Mon, Jan 23, 2017 at noon:
Decline of cash assistance and child well-being, Luke Shaefer
Alter, George C., Isabelle Devos, and Alison Kvetko. 2009. "Completing Life Histories with Imputed Exit Dates: A Method for Historical Data from Passive Registration Systems." Population, 64(2): 293-318.
Using family reconstitution methods, historical demographers are able to reconstruct life histories with data from vital records. In countries where they exist and where data are of good quality (notably in the Nordic countries, Belgium and the Netherlands), population registers can be used to describe the fertility and mortality of historical populations. A major problem with these data sources, however, is the under-reporting of information on migration. The presence of individuals remains certain so long as the events concerning them (or their family) are registered, but if no further information is recorded, there is no way of knowing whether they have migrated or not.

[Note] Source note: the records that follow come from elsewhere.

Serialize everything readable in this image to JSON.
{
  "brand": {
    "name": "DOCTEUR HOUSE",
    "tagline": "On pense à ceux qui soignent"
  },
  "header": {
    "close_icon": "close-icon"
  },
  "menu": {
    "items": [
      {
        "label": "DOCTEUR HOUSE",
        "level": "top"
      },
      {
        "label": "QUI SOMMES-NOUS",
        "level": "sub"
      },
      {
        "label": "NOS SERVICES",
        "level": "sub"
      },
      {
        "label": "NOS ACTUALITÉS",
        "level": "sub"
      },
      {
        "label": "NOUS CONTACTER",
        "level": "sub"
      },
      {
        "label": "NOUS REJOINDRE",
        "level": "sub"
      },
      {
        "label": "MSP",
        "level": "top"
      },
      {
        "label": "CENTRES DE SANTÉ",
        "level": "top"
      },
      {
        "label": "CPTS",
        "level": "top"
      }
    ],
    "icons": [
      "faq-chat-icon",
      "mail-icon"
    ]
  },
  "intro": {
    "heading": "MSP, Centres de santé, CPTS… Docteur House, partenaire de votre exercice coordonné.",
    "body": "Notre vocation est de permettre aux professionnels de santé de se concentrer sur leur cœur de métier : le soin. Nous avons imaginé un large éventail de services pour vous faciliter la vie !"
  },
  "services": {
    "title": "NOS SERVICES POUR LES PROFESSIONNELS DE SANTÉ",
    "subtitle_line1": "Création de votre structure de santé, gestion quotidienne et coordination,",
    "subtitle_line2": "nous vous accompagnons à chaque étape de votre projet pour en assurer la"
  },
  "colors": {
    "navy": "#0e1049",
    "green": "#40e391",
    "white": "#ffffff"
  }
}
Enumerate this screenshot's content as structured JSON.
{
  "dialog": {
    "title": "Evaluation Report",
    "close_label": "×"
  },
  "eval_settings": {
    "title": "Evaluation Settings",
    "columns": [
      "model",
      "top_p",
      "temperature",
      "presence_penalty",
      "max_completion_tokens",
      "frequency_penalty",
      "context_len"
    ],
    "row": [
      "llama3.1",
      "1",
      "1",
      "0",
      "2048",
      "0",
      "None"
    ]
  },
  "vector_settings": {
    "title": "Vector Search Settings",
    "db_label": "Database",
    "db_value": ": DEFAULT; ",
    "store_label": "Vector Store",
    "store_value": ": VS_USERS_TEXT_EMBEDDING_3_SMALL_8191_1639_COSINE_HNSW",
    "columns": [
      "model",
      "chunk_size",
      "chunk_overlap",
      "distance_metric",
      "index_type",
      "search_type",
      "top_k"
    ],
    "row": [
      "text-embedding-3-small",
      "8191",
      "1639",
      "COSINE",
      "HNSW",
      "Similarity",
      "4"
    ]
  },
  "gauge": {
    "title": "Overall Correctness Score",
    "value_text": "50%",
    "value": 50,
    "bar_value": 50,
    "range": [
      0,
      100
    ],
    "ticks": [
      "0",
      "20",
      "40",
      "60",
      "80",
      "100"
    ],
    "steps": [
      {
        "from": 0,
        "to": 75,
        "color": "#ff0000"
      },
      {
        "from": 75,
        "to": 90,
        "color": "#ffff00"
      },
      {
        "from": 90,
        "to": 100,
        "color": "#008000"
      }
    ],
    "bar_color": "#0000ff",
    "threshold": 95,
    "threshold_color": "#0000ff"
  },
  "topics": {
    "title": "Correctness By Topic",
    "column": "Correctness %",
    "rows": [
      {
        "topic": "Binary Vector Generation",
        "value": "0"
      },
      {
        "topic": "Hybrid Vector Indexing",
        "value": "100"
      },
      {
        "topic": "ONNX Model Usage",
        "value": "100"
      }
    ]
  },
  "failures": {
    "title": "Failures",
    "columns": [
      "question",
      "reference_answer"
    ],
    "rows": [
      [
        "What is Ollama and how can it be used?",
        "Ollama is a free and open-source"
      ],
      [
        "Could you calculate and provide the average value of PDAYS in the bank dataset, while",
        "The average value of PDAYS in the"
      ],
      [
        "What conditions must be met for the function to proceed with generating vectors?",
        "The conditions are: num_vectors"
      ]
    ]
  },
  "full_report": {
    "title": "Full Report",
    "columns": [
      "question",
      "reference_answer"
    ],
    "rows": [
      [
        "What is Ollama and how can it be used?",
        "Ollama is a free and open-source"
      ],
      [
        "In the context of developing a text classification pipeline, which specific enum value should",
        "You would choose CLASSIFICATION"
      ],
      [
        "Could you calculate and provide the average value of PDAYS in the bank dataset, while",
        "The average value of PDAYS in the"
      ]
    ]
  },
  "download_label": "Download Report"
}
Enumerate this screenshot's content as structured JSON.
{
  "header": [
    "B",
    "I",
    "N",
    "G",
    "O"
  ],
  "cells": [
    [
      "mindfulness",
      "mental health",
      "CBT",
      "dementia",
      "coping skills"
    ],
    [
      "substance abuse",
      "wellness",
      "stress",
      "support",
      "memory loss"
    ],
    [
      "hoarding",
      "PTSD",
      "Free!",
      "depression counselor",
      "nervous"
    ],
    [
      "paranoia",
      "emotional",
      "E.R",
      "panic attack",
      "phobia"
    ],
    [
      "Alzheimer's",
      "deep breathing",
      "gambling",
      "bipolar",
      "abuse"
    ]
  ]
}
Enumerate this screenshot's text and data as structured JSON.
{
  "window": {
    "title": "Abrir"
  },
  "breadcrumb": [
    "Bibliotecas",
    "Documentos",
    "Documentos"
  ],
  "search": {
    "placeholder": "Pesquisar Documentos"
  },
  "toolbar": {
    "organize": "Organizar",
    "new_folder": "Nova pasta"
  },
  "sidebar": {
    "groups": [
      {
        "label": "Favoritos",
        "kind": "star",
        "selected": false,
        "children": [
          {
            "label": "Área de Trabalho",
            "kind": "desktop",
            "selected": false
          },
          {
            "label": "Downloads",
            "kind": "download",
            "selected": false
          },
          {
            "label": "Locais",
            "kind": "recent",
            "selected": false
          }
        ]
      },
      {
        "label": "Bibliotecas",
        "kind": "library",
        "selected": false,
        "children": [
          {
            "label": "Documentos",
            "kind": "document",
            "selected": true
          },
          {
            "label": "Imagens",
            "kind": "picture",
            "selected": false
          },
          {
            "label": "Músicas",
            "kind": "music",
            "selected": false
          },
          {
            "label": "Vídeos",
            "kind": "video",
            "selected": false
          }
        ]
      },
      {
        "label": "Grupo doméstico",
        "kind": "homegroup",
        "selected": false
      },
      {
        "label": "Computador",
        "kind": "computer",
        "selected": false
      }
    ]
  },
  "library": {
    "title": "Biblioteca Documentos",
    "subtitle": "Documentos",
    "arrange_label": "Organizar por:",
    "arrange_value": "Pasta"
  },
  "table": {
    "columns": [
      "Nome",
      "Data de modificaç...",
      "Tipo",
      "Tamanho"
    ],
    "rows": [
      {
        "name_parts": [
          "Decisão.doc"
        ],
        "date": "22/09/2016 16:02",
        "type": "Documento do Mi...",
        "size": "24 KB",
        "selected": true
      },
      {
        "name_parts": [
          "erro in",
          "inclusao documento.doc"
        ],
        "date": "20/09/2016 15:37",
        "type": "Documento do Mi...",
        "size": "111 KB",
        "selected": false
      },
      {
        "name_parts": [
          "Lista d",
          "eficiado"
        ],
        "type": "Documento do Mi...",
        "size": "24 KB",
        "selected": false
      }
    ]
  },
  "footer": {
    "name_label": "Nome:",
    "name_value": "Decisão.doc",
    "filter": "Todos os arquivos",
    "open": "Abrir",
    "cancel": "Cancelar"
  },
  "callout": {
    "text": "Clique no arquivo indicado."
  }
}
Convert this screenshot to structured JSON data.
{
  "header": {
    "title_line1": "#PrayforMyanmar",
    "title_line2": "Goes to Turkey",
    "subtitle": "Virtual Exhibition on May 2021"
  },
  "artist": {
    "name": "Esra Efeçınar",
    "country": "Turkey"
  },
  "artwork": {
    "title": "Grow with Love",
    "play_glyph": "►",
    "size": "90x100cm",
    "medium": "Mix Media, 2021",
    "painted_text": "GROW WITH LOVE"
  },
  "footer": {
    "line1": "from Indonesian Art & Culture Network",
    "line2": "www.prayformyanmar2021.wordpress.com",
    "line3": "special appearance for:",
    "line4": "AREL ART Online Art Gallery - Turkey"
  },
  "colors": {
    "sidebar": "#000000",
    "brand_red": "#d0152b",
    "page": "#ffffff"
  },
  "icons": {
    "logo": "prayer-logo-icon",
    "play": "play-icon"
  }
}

2 In this article, George Alter, Isabelle Devosand and Alison Kvetko estimate the migration probability of each subject "lost to observation" on the basis of his or her individual characteristics, then randomly impute an exit date. Bias due to missing data can thus be corrected by assigning an exit date to each subject. Classic event history analysis methods can then be used, as if individual records were complete up to the exit date.
3 Using a nineteenth-century population register of a Belgian municipality in which emigrants are identified and their exit date is known, the authors test their method and confirm its robustness, adding a simple and effective new instrument to the demographer's toolbox.
Country of focus: Belgium.